Submitted to: Postharvest Biology and Technology
Publication Type: Peer Reviewed Journal
Publication Acceptance Date: 6/16/2007
Publication Date: 2/1/2008
Citation: Zheng, Y., Fung, R., Wang, S.Y., Wang, C.Y. 2008. Transcript levels of antioxidative genes and oxygen radical scavenging enzyme activities in chilled zucchini squash in response to superatmospheric oxygen. Postharvest Biology and Technology. 47:151-158. Interpretive Summary: About one third of all fresh produce in this country is sensitive to chilling temperature. This means that these crops can not be stored at cold temperatures after harvest to preserve their freshness like other non-sensitive crops, otherwise chilling injury symptoms would occur. These symptoms include skin discoloration, pitting, flesh browning, uneven ripening, and decay. Therefore, chilling injury causes these crops to lose their market value. It is estimated that postharvest losses resulting from chilling injury amount to about $10 billion annually in the U.S. In our experiments, we treated zucchini squash, chilling-sensitive crop, with high concentration of oxygen immediately after harvest and found that this treatment helped reduce a chilling injury symptoms during cold storage and maintained the quality of the commodity for an extended period.
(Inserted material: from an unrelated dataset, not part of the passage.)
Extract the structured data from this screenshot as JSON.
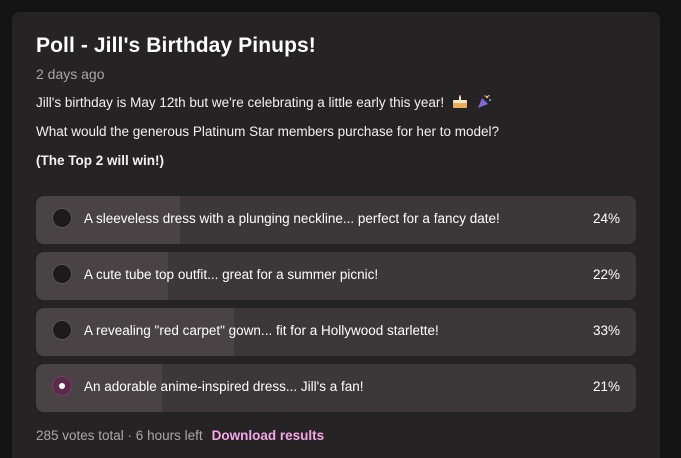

This high oxygen treatment also enhanced the antioxidant system in the tissue. Therefore, it is possible that a high oxygen atmosphere enables the plant tissue to have a more efficient antioxidant system. This in turn increases the resistance of tissue against oxidative damages caused by chilling stress. This information is useful to other postharvest scientists and has the potential to benefit the fresh produce industry.
Technical Abstract: The transcript levels of antioxidative genes including Mn-superoxide dismutase (Mn-SOD), Cu/Zn SOD, ascorbate peroxidise (APX), and catalase (CAT) do not vary significantly during storage at 5 °C with high oxygen treatment in freshly harvested zucchini squash (Cucurbita pepo L. cv. Elite). However, the expressions of alternative oxidase (AOX) were higher in squash treated with 60% and 100% oxygen for 3 days than those in the control samples. These increases in AOX transcript levels were correlated with the increased chilling resistance in the treated squash. Their corresponding oxygen radical scavenging enzyme activities including SOD, APX, CAT and peroxidise (POD) in treated samples were also higher than those in the control for the first 3 days at 5 °C. Transcript levels of AOX increased substantially between 3 to 6 days in all treatments indicating that the importance of AOX for the defense response of squash tissue to chilling stress. All of the enzyme activities in 100% oxygen treated squash started to decline after 6 or 9 days of cold storage to a level comparable or lower than that of the control. These declines were correlated to the loss of chilling resistance in the 100% oxygen treated tissue as indicated in the chilling injury index. However, squash treated with 60% oxygen maintained elevated levels of all enzyme activities except POD and sustained the least chilling injury throughout the 15 days of storage at 5 °C. The oxygen radical absorbance capacity (ORAC) values and total phenol content remained higher in squash treated with 60% and 100% oxygen for the first 9 days, then their levels in the 100% treated samples declined sharply while those in the 60% treated samples maintained elevated, indicating that both ORAC activity and phenolic content may also contribute to the resistance of tissue against chilling injury. The 100% treated squash showed the lowest respiration rate and 60% treated samples had the lowest ethylene production. These data may also be an indication of the low chilling injury in the high oxygen treated squash.